This is a picture of the Grand Bay Elementary School For Colored. It was constructed with help from the Rosenwald Fund and used to educate African-American children in the 1920s. The site is along U.S. Highway 90, east of Grand Bay, Alabama. Classes for grades one through six were conducted there until the 1940s when the school was consolidated with the school at Dixon Corner (photo from Fisk University).

Friday, April 11, 2014

Daryl Hall and Cee Lo Green

Last night, Daryl Hall was inducted into the Rock and Roll Hall of Fame (along with John Oates of the combo Hall and Oates). So, continuing with the Daryl Hall - Live From Daryl's House emphasis, this is Daryl singing Crazy with Cee Lo Green.

Thursday, April 10, 2014

Daryl Hall and Todd Rundgren - Live From Daryl's House

Most of you have probably already seen Daryl Hall's show Live From Daryl's House. This is Daryl singing with Todd Rundgren from an episode several years ago. I think the versions they do on this show are better than the originals.

Can We Still Be Friends

Tuesday, April 08, 2014

Same-Sex Marriage

Last fall, George and Barbara Bush attended the wedding of two friends in Maine. The friends were two women who were marrying each other.
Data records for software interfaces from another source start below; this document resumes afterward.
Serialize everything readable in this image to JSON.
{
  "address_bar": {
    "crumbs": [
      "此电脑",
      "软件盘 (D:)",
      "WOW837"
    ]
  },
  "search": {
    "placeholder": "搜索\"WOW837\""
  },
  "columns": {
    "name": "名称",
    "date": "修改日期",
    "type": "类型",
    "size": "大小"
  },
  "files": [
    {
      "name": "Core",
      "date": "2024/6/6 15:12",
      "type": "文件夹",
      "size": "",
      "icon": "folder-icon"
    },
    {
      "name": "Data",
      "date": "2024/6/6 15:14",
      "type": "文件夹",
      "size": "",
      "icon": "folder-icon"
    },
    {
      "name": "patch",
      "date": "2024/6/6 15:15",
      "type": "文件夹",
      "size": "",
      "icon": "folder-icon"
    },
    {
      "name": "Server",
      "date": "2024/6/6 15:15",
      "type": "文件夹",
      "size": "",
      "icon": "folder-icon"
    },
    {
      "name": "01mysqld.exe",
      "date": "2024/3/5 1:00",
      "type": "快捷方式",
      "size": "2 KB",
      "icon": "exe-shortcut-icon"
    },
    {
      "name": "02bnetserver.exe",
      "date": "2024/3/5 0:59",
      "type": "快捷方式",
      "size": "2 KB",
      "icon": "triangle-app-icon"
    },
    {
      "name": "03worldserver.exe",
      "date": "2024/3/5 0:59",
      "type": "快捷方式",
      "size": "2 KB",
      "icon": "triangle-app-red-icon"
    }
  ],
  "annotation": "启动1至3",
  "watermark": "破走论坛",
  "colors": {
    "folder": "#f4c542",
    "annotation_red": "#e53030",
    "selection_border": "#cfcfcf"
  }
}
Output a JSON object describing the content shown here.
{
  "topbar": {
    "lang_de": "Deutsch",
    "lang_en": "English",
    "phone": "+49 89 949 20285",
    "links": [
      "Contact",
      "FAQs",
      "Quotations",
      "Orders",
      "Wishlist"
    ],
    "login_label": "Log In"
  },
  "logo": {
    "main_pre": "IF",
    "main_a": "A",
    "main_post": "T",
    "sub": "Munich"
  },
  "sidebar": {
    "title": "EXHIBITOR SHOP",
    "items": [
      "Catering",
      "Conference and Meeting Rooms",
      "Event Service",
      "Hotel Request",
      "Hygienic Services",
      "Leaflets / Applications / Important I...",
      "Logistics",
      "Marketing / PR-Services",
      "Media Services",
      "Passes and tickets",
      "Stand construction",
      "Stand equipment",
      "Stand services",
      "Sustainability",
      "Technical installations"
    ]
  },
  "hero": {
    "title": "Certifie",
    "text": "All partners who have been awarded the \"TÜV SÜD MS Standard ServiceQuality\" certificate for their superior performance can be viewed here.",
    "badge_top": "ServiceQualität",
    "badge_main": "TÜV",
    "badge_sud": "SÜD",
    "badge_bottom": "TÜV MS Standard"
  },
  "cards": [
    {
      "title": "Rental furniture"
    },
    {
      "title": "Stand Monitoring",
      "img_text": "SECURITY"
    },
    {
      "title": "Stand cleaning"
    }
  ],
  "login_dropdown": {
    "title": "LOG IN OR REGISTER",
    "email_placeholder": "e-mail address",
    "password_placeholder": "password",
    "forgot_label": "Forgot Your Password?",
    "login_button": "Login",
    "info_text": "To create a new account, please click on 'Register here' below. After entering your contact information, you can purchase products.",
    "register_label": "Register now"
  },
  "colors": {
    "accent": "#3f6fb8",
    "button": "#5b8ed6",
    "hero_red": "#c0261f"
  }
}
This is old news, but I refer to it now to say that same-sex marriage, like many other so-called polarizing issues, is easy to discuss in polemical terms in the abstract - “we ought to do this” or “we ought to do that.” But the issues become something else when the people involved are our friends.

I don’t know about you but when issues like this touch the lives of my friends they also touch my life as well - in a personal way - and my reaction to the critics who attack my friends is usually something like, “kiss my ass.” I think George and Barbara would give a more polite “none of your damn business” response, but the point is still the same - political issues divide us in the abstract, which is where politicians want to keep them so they can use those issues to manipulate us. But our personal reaction to those issues, when we encounter them through our own lives or the lives of our friends and family, tells us more about where the country is headed and how those issues will finally be resolved.

Friday, April 04, 2014

Sunday, March 30, 2014

Sunday, January 12, 2014

Governor Christie and the Highway Flap

As I continue to read about the controversy involving New Jersey governor Chris Christie and lane closures from Fort Lee onto the George Washington Bridge, I have become suspicious that this is an attack on Christie from the Republican right, rather than a substantive legal problem or a challenge from the left.

Many conservative Republicans were upset with Christie's comments following Hurricane Sandy, his cooperative stance with the Obama administration during hurricane recovery, and his refusal to use the catastrophe to score cheap political points with the far right. I think this continuing brew-ha-ha is more about political payback and the internal war within the Republican Party and much less about anything else - which would be an interesting twist - Christie operatives try to squeeze the Fort Lee mayor for not endorsing Christie, only to get squeezed themselves as operatives from the far right kick the story from one news cycle to the next.